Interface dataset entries
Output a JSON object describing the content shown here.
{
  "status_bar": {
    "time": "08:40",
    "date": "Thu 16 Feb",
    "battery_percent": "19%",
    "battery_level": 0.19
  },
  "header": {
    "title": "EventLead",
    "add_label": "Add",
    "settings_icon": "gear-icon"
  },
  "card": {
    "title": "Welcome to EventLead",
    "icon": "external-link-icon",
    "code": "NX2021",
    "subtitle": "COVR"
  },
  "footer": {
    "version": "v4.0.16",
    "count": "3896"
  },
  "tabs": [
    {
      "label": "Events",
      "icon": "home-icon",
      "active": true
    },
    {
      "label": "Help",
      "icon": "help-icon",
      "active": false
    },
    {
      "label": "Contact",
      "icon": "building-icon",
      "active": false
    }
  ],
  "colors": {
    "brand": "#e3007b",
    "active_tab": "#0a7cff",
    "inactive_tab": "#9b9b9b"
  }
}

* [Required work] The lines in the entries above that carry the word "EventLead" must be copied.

* [Task result]
    "title": "EventLead",
    "title": "Welcome to EventLead",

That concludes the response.